I’m a little late on this one but bear with me, we’ll get back on track soon enough.
Grievous’ Starfighter is, in my opinion, one of the better ship designs to come out of the prequels. And today’s polybag, 8033 General Grievous’ Starfighter, is no exception.
Building this set was probably one of the best building experiences I’ve had with a polybag. While constructing the starfighter, it starts off feeling rather fragile. The main fuselage is only 1-stud wide. There are a lot of 1×1 elements that do wonders for my OCD but aligning those elements to make them nice and flat and even is just downward press on a smooth surface away from being perfect.
There are neck brackets used on either side of the cockpit for the rear thrusters. The neck brackets are surprisingly strong with a good amount of clutch on both the neck hole and the back stud, but because of its thinness, it just feels weak.
When you start constructing the front engines, there’s a step where you attach two bricks with a cheese grater slope. The cheese grater slope is hollow on the underside, meaning that there is no wall between where the two studs would go. And because of that its clutch power is a bit diminished compared to other 1×2 elements. It’s not the strongest connection thus contributing to that feeling of fragility.
Thankfully, that is just a substep because you attach the those connected elements to a bracket plate giving it a nice solid foundation.
Once everything is built, connected, and put together, the whole becomes greater than the sum of its parts. It is a solid little ship that you can swoosh around. In the end the only fragile thing might be an area of concern are the 1×1 round bricks that are used for the rear thrusters.
It looks like it would fall apart at the slightest touch but because they lie flush against the ship’s hull, you can pinch the ship on those round bricks and they don’t snap off. Had LEGO used cones instead of bricks, it would have been an entirely different experience, so I’m glad they used the bricks instead.
I can’t say enough positive things about this set. It’s a great polybag of a great set based on great ship.
Does It Suck or Does It Rock?
This set rocks! There aren’t a lot of LEGO building sets where the actual building experience is anything noteworthy, polybag or not. But I am quite surprised at how much I enjoyed building 8033 General Grievous’ Starfighter so much so that the final product feels like icing on the cake.
There’s no sponsor this week, and with sponsorships lasting a whole week, you can get plenty of exposure for mere pennies.
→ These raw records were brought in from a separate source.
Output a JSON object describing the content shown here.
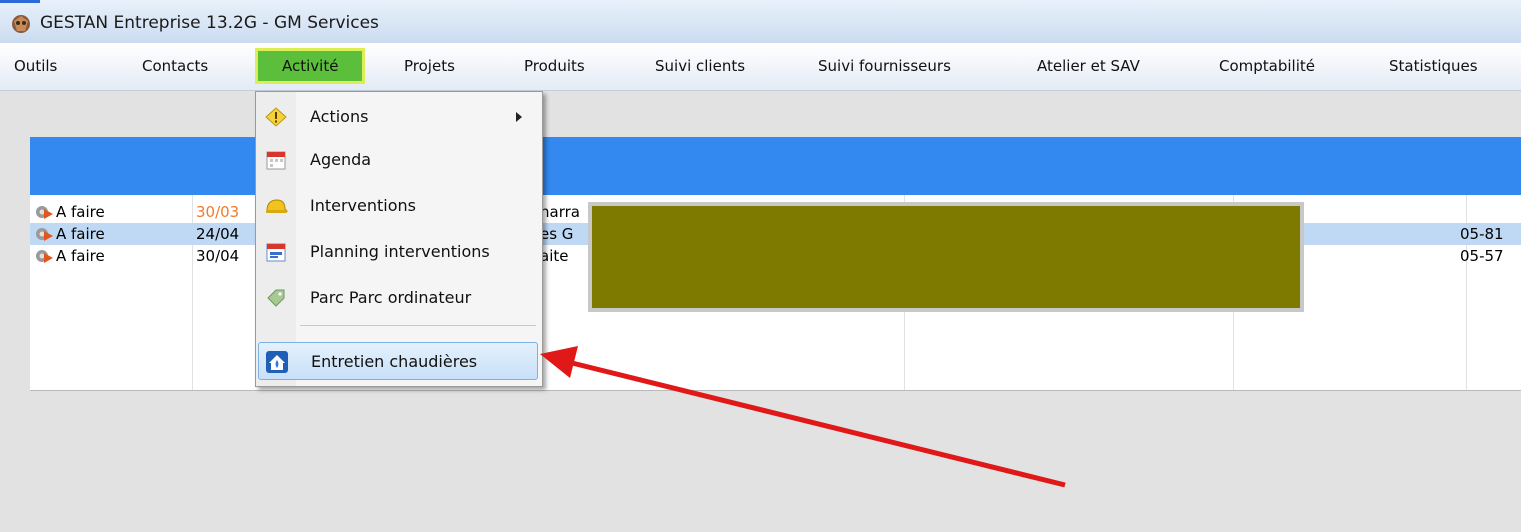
{
  "window": {
    "title": "GESTAN Entreprise 13.2G - GM Services"
  },
  "menubar": {
    "items": [
      {
        "label": "Outils"
      },
      {
        "label": "Contacts"
      },
      {
        "label": "Activité"
      },
      {
        "label": "Projets"
      },
      {
        "label": "Produits"
      },
      {
        "label": "Suivi clients"
      },
      {
        "label": "Suivi fournisseurs"
      },
      {
        "label": "Atelier et SAV"
      },
      {
        "label": "Comptabilité"
      },
      {
        "label": "Statistiques"
      }
    ],
    "active": "Activité"
  },
  "dropdown": {
    "items": [
      {
        "label": "Actions",
        "icon": "warning-diamond-icon",
        "has_submenu": true
      },
      {
        "label": "Agenda",
        "icon": "calendar-icon"
      },
      {
        "label": "Interventions",
        "icon": "hard-hat-icon"
      },
      {
        "label": "Planning interventions",
        "icon": "planning-calendar-icon"
      },
      {
        "label": "Parc Parc ordinateur",
        "icon": "tag-icon"
      },
      {
        "label": "Entretien chaudières",
        "icon": "boiler-house-icon",
        "highlighted": true
      }
    ]
  },
  "table": {
    "rows": [
      {
        "status": "A faire",
        "date": "30/03",
        "col3": "narra",
        "phone": "",
        "date_overdue": true
      },
      {
        "status": "A faire",
        "date": "24/04",
        "col3": "es G",
        "phone": "05-81",
        "selected": true
      },
      {
        "status": "A faire",
        "date": "30/04",
        "col3": "aite",
        "phone": "05-57"
      }
    ]
  },
  "colors": {
    "header_band": "#3389f0",
    "selected_row": "#bfd9f5",
    "redaction": "#7e7a00",
    "overdue_date": "#f07a2a",
    "annotation_arrow": "#e01818"
  }
}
Pennies I say! Want to sponsor a review? Send me a message to firstname.lastname@example.org or hit me up on discord of the polybag set you have that you want me to review. If selected, in exchange for the set you’ll get a mention right here in the review post and a link to your website or social media account or just about anything else.. Nearly free advertising, so what’s stopping you?
You Can Win This And Every Other Polybag I Review This Year
I’ll be raffling every polybag I review this year in one big lot, all 260 sets (with the possibility of more). Each set will be individually stored in a ziploc baggie complete with the extra pieces, instructions, and the actual polybag bag it came in. The cost of a raffle ticket is just $1 USD and you can enter as many times as you want. Send a PayPal payment to email@example.com for $1 USD for every ticket you want to purchase. DO NOT send one payment for multiple entries i.e. do not send one $5 USD payment for five tickets; five $1 USD payments must be made instead. Raffle is open to everyone in the world except where raffles are illegal. Be sure to put “POLYBAG RAFFLE” in the notes section of the payment in order to be entered successfully. Winner will be drawn sometime early January 2023 and contacted at the PayPal email address the payment was sent from to arrange for delivery. For a running list of all the sets that you can win, check this Google spreadsheet.